MOST community mental health patients are happy with the service they receive, according to a report by a local healthcare watchdog.
The Isle of Wight LINk, which surveyed 126 community mental health patients, found eight out of ten people felt they had good access to services and received a good, or very good, level of empathy and respect.
But concern was raised about the capacity of services to cope with demands placed upon them.
More than seven out of ten said the care they had received was effective or quite effective.
One said "Every time I’ve needed someone, they have been very responsive" and another added "I have had good support with self management."
However, one in ten said they had not received enough help, and the same number said they had received very little empathy and respect.
Nearly one in five said they had not been involved in their care and most of those questioned did not know if they had a crisis plan.

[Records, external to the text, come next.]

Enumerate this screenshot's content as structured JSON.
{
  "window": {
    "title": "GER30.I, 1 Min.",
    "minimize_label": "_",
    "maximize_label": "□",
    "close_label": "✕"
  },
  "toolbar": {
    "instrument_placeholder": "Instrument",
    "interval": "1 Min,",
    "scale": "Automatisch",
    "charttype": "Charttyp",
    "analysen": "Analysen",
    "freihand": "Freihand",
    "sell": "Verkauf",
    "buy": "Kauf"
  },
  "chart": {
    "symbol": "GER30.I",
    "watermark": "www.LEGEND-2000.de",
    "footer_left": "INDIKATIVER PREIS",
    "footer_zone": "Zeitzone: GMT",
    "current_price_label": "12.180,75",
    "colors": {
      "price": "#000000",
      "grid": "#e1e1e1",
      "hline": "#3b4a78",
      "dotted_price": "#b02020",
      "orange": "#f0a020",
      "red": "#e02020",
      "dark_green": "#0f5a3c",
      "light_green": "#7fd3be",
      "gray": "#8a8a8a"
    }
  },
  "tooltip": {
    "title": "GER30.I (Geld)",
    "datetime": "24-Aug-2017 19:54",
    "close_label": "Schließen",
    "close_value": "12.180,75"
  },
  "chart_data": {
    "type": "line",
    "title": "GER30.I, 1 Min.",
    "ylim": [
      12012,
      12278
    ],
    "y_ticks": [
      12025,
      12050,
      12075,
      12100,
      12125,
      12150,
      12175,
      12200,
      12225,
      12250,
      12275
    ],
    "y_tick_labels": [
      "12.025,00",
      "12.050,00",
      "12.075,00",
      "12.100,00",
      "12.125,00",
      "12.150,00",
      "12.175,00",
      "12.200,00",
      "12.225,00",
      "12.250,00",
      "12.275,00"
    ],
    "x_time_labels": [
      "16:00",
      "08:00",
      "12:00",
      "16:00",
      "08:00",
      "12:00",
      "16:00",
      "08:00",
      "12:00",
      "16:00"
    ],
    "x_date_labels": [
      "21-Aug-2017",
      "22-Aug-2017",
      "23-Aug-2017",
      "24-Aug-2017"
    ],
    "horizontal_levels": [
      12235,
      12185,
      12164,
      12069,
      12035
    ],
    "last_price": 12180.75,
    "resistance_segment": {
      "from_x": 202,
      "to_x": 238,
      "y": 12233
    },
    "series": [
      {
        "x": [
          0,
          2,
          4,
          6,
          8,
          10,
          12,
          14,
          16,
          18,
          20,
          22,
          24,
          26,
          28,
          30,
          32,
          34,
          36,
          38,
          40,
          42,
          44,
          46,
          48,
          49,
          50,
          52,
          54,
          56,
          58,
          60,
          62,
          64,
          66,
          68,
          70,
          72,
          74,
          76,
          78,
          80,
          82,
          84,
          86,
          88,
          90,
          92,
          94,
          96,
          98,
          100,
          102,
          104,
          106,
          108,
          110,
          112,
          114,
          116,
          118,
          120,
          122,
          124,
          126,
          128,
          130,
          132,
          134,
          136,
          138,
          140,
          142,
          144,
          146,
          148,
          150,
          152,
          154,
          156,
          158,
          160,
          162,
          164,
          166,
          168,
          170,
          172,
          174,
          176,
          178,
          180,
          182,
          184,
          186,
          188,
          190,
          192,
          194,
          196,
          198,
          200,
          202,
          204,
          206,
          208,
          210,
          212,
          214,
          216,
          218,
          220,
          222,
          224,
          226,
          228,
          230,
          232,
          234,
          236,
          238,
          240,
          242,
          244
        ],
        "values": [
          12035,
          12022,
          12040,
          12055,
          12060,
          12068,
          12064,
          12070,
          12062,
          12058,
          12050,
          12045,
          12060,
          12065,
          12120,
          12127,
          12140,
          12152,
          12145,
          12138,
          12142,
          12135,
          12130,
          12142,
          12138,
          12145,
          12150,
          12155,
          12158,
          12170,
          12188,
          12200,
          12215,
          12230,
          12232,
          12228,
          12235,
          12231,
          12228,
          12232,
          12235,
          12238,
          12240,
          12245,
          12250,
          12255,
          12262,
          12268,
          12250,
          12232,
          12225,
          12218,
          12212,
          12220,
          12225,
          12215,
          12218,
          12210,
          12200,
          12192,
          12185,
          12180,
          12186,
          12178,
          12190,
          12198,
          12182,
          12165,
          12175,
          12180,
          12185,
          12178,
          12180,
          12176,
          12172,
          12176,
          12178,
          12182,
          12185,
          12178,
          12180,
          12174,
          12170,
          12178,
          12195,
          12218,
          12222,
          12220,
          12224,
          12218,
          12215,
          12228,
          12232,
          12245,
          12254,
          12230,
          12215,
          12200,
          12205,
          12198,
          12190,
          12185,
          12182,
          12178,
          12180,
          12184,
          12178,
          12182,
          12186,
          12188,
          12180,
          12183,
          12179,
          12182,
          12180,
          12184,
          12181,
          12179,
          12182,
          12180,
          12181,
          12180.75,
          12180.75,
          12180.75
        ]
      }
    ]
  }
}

One respondent said: "Mental health services need to be improved dramatically. I know there are limits but no staff have ever fully listened to the traumas I have experienced."
Concerns were raised about the variation in the quality of care depending on individual health workers, and the service was struggling to cope with the number of patients, currently around 1,800.
"What is emerging is the capacity of services to cope with the demands being placed upon it," said the report.
"Workload figures produced by the Isle of Wight NHS Trust reveal a service silting up with patients. The lack of ongoing support mechanisms within the community is creating blockages (500-plus currently in the rehabilitation system and 200-plus in the acute and recovery phase after one year)."
Project lead Paddy Noctor said: "The report, which interviewed a good proportion of community mental health service users on the Island, showed services were accessible and most people received good treatment from staff.
"There were a few areas for improvement, including the inconsistency in crisis planning, support for those living in their own homes and the lack of a really independent service user network.
"We are looking forward to working with commissioners and providers to help implement improvements in these areas."